_DATA FOR ANALYSIS_:
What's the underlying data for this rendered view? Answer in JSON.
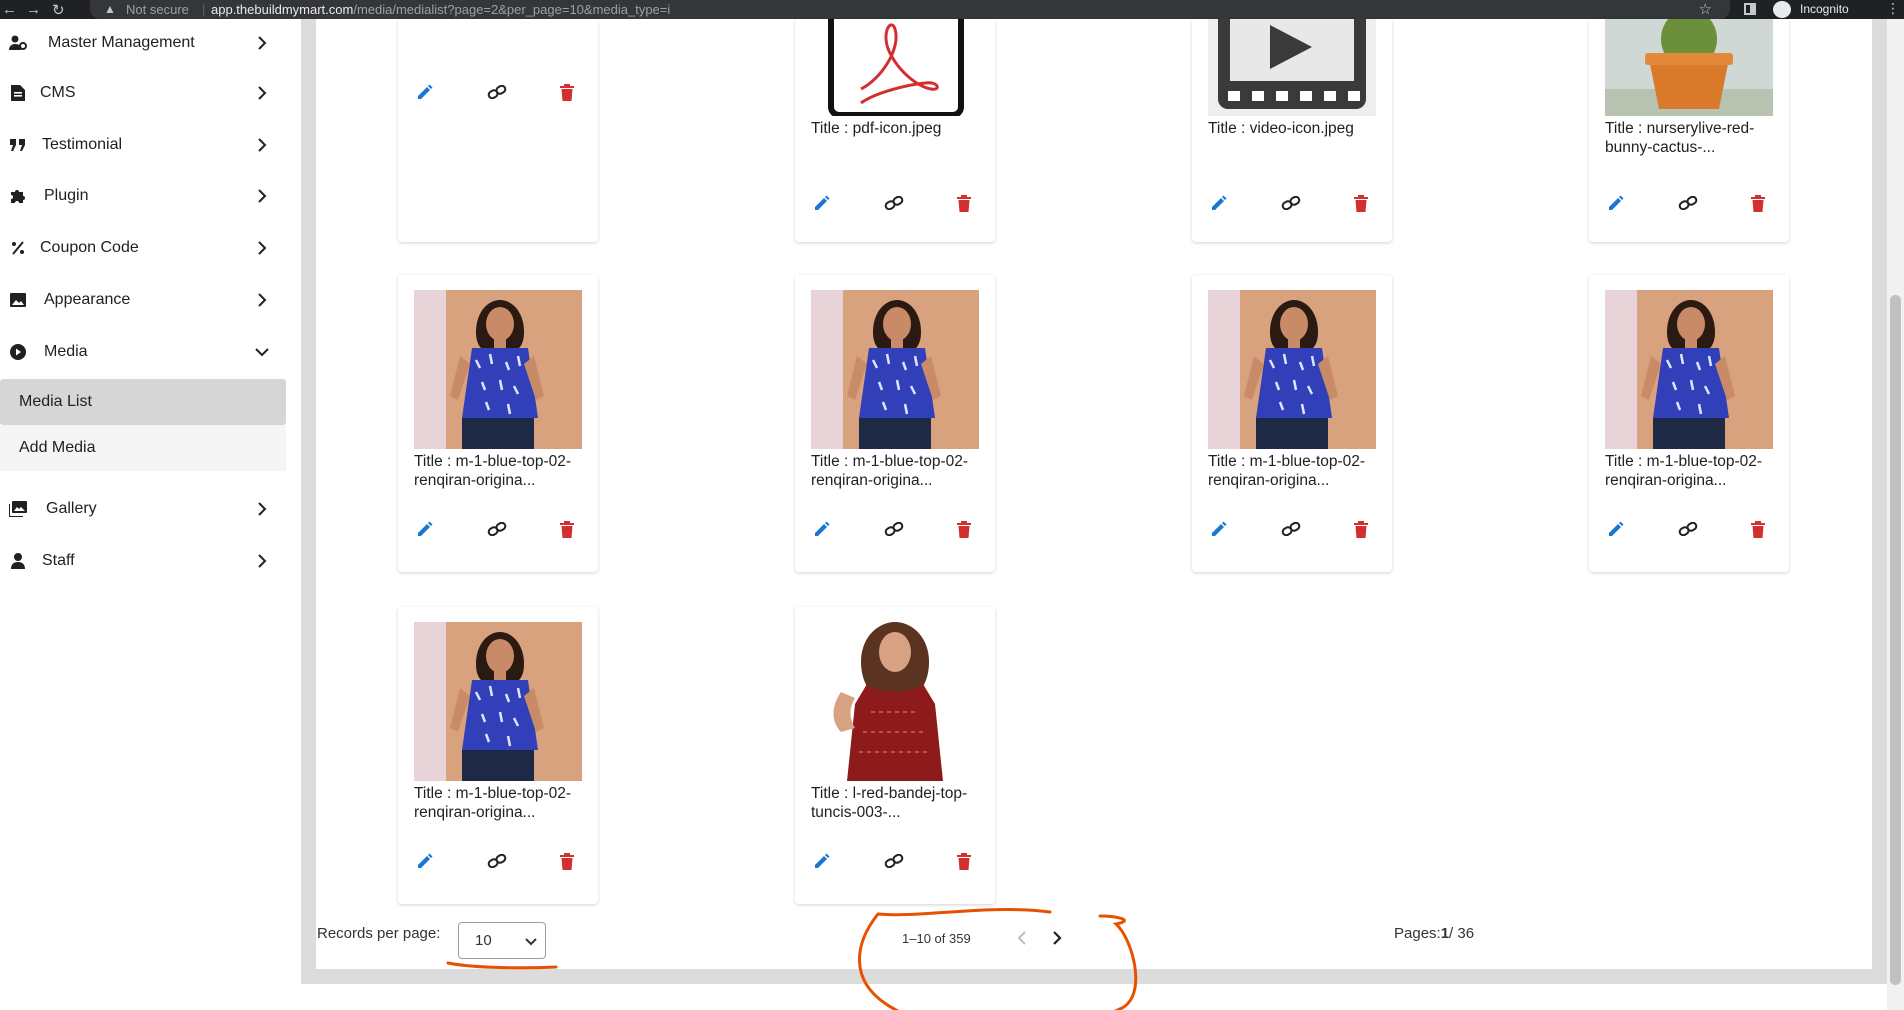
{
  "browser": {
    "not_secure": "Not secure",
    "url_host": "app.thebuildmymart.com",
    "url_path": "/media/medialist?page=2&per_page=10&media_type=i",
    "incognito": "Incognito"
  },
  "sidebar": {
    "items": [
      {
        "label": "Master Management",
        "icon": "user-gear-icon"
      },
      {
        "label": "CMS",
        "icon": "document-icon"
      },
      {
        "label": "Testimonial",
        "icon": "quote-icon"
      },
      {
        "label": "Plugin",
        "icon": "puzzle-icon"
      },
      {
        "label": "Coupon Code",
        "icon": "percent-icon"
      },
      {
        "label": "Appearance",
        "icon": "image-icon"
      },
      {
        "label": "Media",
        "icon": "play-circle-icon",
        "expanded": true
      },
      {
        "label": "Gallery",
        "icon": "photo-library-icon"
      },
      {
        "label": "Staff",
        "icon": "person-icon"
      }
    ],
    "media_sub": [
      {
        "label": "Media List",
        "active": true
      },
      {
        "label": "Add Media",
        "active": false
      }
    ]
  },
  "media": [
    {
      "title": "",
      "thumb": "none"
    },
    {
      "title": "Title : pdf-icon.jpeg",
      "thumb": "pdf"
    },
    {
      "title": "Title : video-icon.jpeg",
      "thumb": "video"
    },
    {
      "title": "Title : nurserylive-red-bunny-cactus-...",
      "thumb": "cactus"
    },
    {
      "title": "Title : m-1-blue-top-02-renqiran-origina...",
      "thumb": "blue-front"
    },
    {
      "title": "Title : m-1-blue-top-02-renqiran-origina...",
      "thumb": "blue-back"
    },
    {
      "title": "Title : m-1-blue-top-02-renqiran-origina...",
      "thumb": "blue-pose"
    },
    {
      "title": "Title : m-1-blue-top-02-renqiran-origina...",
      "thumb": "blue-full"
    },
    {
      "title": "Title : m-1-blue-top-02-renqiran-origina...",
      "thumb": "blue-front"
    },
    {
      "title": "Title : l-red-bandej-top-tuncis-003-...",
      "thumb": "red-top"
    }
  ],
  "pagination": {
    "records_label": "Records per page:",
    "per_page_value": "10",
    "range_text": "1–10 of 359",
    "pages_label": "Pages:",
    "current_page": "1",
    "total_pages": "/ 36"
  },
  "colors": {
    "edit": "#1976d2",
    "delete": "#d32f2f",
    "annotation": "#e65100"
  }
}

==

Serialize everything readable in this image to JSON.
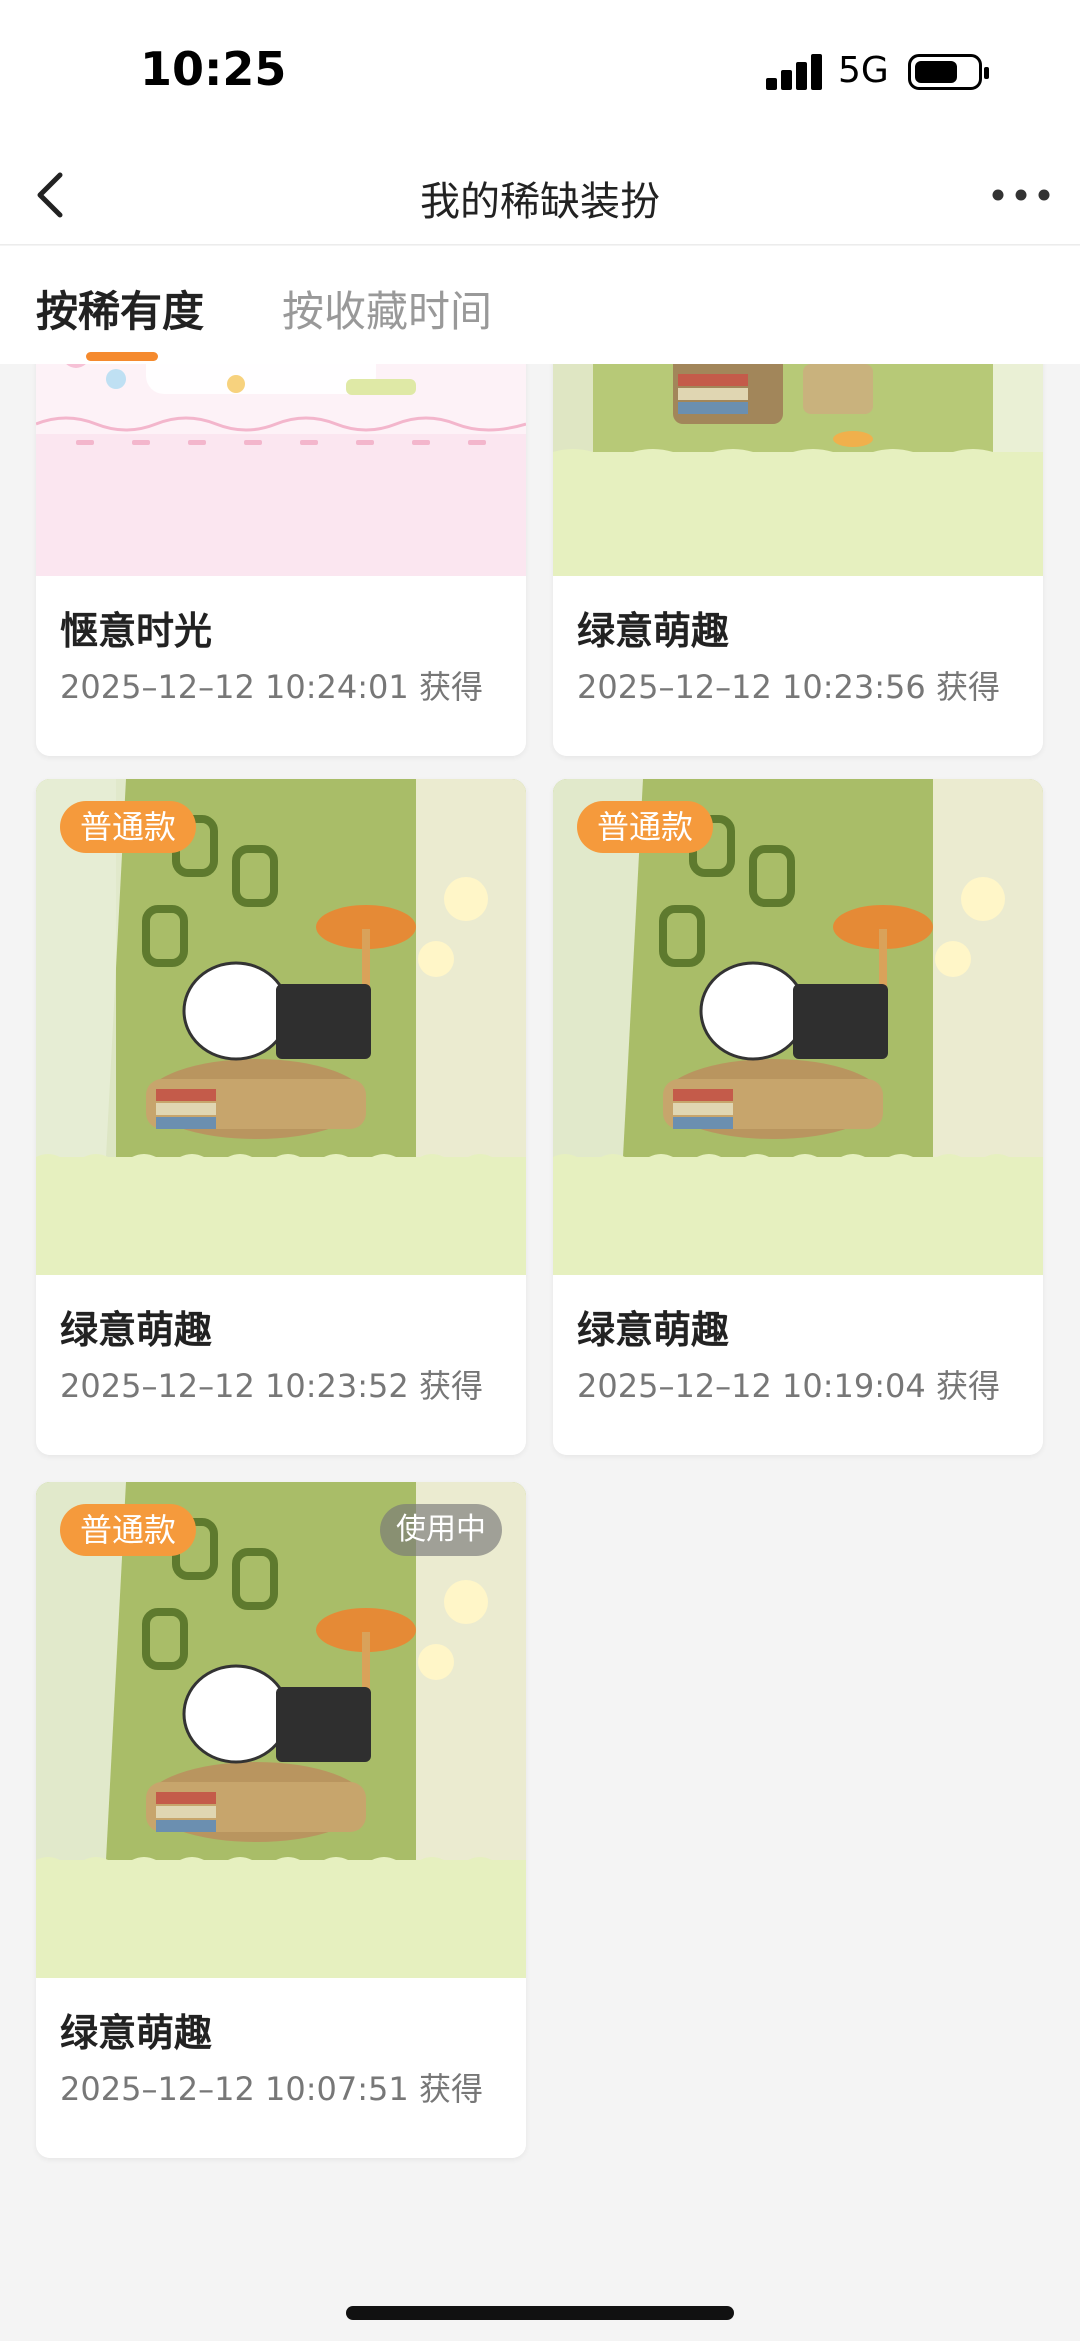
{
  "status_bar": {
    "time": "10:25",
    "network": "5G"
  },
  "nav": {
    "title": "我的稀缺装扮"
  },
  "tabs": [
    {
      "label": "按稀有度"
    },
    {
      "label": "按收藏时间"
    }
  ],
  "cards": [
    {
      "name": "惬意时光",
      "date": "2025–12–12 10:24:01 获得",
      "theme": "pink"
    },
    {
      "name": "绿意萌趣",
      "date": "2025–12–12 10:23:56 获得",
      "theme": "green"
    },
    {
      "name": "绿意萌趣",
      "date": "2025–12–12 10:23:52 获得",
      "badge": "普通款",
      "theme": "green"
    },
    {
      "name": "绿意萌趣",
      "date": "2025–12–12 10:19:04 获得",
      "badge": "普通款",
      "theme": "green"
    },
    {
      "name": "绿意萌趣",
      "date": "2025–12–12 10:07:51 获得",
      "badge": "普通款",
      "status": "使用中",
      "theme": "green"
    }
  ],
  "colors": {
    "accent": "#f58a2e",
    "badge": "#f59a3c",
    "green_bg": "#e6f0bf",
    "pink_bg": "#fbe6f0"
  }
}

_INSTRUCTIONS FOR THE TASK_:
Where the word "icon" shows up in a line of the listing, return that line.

_TASK RESULT_:
        "icon": "user-gear-icon"
        "icon": "document-icon"
        "icon": "quote-icon"
        "icon": "puzzle-icon"
        "icon": "percent-icon"
        "icon": "image-icon"
        "icon": "play-circle-icon",
        "icon": "photo-library-icon"
        "icon": "person-icon"
      "title": "Title : pdf-icon.jpeg",
      "title": "Title : video-icon.jpeg",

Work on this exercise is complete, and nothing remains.